Christianity may have forged a distinct ethical tradition, but its key ideas, like those of most religions, were borrowed from the cultures out of which it developed. Early Christianity was a fusion of the Ancient Greek thought and Judaism. Few of what are often thought of as uniquely Christian ideas are in fact so. Take, for instance, the Sermon on the Mount, perhaps the most influential of all Christian ethical discourses. The moral landscape that Jesus sketched out in the sermon was already familiar. The Golden Rule – ‘do unto others as you would have others do unto you’ – has a long history, an idea hinted at in Babylonian and Egyptian religious codes, before fully flowering in Greek and Judaic writing (having independently already appeared in Confucianism too). The insistence on virtue as a good in itself, the resolve to turn the other cheek, the call to treat strangers as brothers, the claim that correct belief is at least as important as virtuous action – all were important themes in the Greek Stoic tradition....If the story of the Renaissance and the Scientific Revolution has been rewritten in the interests of creating a mythical ‘Christian Europe’, so too has the story of the relationship between reason and faith in the Enlightenment. What are now often called ‘Western values’ – democracy, equality, toleration, freedom of speech, etc – are the products largely of the Enlightenment and of the post-Enlightenment world. Such values are, of course, not ‘Western’ in any essential sense but are universal; they are Western only through an accident of geography and history....To challenge the myths and misconceptions about the Christian tradition is not to deny the distinctive character of that tradition (or traditions), nor its importance in incubating what we now call ‘Western’ thought. But the Christian tradition, and Christian Europe, is far more a chimera than a pure-bred beast. The history of Christianity, its relationship to other ethical traditions, and the relationship between Christian values and those of modern, liberal, secular society is far more complex than the trite ‘Western civilization is collapsing’ arguments acknowledge. The irony is that the defenders of Christendom are riffing on the same politics of identity as Islamists, multiculturalists and many of the other ists that such defenders so loathe.

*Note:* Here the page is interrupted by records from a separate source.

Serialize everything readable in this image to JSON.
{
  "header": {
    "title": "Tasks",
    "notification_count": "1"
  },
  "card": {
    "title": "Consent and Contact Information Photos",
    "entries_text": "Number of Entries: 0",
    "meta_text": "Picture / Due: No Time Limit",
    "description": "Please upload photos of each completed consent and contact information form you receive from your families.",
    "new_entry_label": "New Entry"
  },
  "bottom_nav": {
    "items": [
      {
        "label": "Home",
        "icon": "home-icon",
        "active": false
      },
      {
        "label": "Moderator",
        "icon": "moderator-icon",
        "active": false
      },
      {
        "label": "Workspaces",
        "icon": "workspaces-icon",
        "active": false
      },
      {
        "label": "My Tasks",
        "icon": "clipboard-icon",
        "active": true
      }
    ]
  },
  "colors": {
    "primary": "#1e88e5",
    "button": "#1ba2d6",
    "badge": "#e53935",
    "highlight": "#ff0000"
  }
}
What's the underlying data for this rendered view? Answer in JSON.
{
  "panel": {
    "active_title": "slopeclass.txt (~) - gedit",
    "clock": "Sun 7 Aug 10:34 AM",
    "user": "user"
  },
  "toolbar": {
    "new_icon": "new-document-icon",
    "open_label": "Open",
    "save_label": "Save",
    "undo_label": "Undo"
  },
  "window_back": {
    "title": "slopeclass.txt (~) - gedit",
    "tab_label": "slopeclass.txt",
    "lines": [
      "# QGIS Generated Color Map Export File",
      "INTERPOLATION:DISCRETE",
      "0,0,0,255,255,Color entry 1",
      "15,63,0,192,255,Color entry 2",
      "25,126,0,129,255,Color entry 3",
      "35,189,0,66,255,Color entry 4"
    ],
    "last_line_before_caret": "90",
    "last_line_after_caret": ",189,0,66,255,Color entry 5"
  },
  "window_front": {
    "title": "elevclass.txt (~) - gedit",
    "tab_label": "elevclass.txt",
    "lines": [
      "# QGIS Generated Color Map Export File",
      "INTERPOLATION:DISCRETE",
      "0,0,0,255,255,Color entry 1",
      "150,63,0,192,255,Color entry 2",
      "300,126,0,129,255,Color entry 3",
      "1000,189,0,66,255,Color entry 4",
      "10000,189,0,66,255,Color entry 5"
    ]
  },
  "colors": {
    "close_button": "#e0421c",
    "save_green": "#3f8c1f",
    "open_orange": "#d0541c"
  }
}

We can't seem to help it; we're born storytellers. But I still laugh at how pervasive it is, this need to believe in some sort of golden age when things were so much clearer, better, happier or healthier. Myths of purity and simplicity are evergreen themes, but humans have always been conflicted and confused, and it's only the increasing distance of time that allows us to think that history was ever so neat, tidy and linear.